Count Arthur Strong, the creation of Steve Delaney, is a bumbling, stumbling has-been variety turn and self-described thespian whose ego is inversely proportional to his talent. The character, a Harry Worth lookalike who mangles his words, became a cult hit at the Edinburgh Fringe and for several years Count Arthur Strong’s Radio Show! ran on Radio 4. On stage there was much slapstick humour and visual gags (most famously wearing a dinner jacket with the coat-hanger still attached), while on radio the Count’s utter lack of verbal dexterity (a phrase he would surely mangle) was given full rein.
Now Delaney has teamed up with Graham Linehan (who also directed the first episode), creator of The IT Crowd and co-creator of Father Ted, to give the character a reboot in its transfer to television, in a sitcom format after a pilot – in which Delaney’s character fronted a TV gameshow – was ditched.
In order to make Count Arthur work in the wider world he has to be put into a believable universe
Linehan and Delaney have filled out the Count’s backstory and Rory Kinnear, a subtle and generous actor, plays his foil.

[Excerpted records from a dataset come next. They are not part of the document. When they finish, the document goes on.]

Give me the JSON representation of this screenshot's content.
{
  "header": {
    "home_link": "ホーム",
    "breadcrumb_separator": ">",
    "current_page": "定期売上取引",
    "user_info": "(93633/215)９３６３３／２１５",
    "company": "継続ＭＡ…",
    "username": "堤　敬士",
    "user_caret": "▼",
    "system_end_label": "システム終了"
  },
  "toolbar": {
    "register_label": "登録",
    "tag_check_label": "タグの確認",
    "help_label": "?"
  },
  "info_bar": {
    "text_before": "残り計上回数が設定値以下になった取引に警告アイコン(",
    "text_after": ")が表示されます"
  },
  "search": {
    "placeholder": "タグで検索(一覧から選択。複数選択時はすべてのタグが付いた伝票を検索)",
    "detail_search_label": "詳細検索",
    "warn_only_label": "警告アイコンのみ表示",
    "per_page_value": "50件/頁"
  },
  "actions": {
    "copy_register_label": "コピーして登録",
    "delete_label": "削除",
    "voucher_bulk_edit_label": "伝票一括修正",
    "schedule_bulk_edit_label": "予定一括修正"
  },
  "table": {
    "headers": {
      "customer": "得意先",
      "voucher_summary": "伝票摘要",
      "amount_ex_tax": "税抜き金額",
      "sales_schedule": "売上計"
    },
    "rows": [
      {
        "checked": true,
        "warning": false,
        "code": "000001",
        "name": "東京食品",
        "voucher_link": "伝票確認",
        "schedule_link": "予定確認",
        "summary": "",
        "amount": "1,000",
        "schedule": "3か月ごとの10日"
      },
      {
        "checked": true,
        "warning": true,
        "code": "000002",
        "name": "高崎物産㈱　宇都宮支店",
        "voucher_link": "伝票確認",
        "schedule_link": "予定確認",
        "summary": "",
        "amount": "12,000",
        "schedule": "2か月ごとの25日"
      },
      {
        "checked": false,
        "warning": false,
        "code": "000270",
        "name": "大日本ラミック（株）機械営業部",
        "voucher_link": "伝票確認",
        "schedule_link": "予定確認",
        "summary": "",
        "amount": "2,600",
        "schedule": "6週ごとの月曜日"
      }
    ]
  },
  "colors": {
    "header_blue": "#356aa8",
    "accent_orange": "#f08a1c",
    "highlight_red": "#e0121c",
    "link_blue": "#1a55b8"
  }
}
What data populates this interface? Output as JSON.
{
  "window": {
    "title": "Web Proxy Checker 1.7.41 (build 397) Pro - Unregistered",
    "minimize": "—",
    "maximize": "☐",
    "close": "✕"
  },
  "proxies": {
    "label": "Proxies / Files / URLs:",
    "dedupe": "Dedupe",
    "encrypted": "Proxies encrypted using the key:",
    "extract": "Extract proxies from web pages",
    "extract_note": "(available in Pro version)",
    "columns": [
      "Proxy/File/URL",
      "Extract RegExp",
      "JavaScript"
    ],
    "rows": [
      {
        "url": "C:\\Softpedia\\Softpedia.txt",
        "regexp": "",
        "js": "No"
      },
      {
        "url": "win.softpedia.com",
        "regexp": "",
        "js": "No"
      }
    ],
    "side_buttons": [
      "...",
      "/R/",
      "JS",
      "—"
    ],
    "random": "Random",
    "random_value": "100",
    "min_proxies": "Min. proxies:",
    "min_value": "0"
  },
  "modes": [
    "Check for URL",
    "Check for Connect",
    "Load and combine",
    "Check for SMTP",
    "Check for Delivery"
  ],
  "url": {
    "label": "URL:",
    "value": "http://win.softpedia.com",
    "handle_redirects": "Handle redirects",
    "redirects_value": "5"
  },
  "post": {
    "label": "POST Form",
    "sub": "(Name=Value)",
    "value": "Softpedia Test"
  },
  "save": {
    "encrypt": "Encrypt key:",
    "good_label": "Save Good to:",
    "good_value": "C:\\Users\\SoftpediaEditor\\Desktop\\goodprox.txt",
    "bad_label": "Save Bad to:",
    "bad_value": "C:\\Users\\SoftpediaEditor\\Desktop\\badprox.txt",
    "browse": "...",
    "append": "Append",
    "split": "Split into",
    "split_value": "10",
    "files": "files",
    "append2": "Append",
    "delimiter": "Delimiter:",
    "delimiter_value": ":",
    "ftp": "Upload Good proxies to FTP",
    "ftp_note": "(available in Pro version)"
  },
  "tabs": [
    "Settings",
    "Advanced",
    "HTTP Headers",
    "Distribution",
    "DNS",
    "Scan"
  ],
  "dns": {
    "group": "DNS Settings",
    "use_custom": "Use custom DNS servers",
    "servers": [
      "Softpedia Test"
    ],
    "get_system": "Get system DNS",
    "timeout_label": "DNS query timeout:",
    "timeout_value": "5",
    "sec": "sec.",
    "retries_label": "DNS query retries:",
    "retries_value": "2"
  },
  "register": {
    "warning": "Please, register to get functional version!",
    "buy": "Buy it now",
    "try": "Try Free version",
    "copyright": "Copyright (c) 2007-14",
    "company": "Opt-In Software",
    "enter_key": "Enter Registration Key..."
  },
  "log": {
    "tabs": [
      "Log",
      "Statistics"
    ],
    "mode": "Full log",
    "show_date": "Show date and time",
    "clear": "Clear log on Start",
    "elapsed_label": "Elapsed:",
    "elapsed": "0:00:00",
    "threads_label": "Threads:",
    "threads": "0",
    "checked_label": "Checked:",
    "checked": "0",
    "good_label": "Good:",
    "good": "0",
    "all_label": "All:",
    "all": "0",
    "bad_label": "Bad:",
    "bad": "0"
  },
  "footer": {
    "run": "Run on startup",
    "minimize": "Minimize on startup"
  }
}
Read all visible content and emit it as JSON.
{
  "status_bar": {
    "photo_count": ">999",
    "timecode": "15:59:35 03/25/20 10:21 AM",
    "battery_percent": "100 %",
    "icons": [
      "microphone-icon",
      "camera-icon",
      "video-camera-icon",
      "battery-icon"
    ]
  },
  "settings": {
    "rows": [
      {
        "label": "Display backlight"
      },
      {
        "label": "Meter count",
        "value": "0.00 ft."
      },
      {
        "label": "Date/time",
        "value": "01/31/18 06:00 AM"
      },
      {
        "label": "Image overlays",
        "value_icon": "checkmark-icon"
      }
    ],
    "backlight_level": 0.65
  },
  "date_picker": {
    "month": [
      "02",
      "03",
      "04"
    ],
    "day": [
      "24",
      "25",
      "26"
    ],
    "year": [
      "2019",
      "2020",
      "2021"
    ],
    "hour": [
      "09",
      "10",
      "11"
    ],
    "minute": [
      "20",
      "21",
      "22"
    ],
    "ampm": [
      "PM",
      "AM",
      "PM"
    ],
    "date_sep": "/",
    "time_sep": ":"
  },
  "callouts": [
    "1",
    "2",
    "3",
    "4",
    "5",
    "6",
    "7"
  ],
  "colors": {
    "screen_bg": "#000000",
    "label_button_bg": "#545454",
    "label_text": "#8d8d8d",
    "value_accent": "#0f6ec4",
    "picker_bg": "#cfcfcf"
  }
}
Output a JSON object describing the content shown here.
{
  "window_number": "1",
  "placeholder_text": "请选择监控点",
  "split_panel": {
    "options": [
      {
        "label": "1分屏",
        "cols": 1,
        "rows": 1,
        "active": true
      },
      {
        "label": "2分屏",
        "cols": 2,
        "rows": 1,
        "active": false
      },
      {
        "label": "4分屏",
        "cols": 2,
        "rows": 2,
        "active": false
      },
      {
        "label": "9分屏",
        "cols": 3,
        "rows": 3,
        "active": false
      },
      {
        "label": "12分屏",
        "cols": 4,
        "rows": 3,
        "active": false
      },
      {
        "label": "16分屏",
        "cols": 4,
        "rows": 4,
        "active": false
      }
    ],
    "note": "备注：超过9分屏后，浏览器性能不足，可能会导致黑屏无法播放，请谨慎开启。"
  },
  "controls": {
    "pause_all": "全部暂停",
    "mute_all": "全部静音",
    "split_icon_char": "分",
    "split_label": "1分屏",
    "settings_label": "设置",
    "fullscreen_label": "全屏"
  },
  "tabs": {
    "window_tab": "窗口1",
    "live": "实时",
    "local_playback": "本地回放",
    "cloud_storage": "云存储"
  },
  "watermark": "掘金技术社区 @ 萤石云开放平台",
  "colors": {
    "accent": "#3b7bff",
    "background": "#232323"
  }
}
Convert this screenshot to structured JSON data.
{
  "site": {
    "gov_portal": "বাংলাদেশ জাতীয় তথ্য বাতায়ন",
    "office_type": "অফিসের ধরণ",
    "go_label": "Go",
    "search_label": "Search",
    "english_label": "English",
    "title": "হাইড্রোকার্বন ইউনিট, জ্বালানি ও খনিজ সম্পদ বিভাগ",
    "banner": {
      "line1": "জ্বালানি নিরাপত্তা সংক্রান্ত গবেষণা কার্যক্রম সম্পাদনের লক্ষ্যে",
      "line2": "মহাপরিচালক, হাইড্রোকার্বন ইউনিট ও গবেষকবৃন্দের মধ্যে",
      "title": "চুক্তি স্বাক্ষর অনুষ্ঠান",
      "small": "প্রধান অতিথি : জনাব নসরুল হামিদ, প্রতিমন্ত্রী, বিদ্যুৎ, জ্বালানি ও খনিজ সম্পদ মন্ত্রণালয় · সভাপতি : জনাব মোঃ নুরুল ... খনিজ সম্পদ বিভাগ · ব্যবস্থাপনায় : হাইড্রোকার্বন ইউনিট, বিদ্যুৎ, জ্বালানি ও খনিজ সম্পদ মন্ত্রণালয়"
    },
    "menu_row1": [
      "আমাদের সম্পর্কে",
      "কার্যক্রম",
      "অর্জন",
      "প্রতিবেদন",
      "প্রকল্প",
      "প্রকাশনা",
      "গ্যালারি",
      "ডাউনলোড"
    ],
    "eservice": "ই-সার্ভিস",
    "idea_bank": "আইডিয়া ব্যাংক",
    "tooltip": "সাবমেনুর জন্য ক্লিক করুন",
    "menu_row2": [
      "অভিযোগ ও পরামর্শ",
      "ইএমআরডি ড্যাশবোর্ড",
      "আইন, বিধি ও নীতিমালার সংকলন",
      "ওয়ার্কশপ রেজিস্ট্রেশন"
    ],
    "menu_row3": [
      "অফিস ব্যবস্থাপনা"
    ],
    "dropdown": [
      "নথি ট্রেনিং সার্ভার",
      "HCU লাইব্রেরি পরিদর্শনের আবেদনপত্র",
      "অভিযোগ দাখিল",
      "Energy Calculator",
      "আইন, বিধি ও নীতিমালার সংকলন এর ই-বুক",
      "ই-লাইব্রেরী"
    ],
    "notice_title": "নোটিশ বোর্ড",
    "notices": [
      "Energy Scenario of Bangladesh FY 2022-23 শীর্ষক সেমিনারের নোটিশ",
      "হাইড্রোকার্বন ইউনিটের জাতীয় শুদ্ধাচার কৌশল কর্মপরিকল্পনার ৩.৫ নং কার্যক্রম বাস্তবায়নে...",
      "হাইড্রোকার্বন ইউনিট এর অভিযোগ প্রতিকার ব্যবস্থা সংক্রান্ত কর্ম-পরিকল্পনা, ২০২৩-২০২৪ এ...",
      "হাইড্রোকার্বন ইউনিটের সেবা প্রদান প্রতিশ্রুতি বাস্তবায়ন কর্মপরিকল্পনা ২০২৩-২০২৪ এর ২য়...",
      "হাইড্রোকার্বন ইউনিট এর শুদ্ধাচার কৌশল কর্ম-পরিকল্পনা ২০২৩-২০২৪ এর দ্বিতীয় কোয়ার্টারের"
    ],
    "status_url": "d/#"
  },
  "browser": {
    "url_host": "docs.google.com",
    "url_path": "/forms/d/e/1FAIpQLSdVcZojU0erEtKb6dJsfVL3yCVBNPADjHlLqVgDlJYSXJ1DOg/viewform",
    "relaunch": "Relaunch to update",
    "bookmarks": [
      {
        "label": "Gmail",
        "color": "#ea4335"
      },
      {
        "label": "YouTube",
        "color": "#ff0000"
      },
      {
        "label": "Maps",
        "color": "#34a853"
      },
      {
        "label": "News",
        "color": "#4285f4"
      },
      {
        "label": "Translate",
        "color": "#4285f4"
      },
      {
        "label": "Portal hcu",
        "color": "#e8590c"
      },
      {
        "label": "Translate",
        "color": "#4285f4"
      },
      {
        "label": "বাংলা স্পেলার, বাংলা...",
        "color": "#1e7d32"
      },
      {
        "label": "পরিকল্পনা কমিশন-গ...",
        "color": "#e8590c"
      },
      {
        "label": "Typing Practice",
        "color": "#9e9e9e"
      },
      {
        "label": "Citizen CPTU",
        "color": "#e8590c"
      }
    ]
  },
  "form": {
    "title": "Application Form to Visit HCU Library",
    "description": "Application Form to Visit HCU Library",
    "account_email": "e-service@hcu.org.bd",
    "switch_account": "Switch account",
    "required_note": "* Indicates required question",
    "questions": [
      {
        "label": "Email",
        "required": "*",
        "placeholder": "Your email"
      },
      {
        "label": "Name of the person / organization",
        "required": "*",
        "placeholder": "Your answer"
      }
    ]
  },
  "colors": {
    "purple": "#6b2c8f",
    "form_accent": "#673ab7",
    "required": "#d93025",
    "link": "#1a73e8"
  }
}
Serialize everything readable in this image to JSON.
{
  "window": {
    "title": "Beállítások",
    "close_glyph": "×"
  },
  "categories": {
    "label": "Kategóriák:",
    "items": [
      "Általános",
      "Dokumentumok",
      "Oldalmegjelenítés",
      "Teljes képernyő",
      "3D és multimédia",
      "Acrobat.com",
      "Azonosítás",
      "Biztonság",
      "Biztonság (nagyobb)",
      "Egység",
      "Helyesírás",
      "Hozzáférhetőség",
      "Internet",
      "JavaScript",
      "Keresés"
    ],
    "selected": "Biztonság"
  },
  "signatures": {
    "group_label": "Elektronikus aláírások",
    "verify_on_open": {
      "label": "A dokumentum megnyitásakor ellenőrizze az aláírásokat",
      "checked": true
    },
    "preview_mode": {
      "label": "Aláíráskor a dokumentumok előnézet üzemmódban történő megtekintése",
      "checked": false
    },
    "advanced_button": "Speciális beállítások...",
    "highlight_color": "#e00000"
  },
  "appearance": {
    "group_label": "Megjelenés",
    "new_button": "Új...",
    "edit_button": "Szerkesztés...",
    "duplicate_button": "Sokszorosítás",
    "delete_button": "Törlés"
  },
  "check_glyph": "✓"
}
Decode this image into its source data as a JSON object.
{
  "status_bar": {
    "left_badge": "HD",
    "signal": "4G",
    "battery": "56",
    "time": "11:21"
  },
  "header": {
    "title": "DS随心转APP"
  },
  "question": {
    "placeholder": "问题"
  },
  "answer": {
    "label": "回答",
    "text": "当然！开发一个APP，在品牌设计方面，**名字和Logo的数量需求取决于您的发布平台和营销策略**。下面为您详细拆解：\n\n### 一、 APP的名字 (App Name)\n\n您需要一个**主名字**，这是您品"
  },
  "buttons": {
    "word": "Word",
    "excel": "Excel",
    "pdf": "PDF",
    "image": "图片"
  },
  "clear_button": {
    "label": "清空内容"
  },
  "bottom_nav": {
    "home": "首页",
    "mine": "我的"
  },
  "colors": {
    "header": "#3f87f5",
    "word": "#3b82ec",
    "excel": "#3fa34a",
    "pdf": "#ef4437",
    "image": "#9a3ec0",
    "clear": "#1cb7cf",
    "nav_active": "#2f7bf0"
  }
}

Kinnear is Michael Baker, who is writing a book about his dead father, Max, Count Arthur’s partner in a short-lived double act. Father and son were estranged and Michael meets Count Arthur to talk about the old days, which were never good on account of Max ditching him because he was hopelessly bad as a memory man who couldn’t remember a thing.
Michael is as smug and deluded about his talent as Count Arthur is about his, saying he took The Daily Telegraph’s description of his best-known book, “Museums: Their Conscience, Our Conscience” – “My attention to detail was bordering on the anal” – as a positive. As the series progresses, Michael has to spend way more time with Count Arthur than he had planned, and he is sucked into his world of misfits, mishearings and misunderstandings.
In order to make Count Arthur work in the wider world he has to be put into a believable universe, and much of the sit on this sitcom takes place in Count Arthur’s local café, where an assortment of his oddball friends gather and which he visits every day. He drives the owner, Bulent, to distraction, even when ordering a cooked breakfast.
“I don’t know why but the number one seems to be beckoning me today. With fried bread and baked beans.”
“So number four?”
“Yes, you can do it that way as well.”
Delaney and Linehan neatly set up the story, although the thing I loved about the radio show – Count Arthur’s pomposity and irritation with life, in which an hilarious mix of malapropisms, Spoonerisms and downright idiocy would form a crescendo of confusion on his part – was noticeably absent here.
If that verbal play has been lost in translation (although only on the evidence of the first of six episodes), then at least Delaney is as good as ever, while Kinnear is an excellent straight man, neatly parlaying his character’s meanness and vulnerability, and strong support is given by Chris Ryman as Bulent. But then any programme where Barry Cryer, a comedy god, does a guest turn (as an old mucker of Max Baker), is worth tuning in for.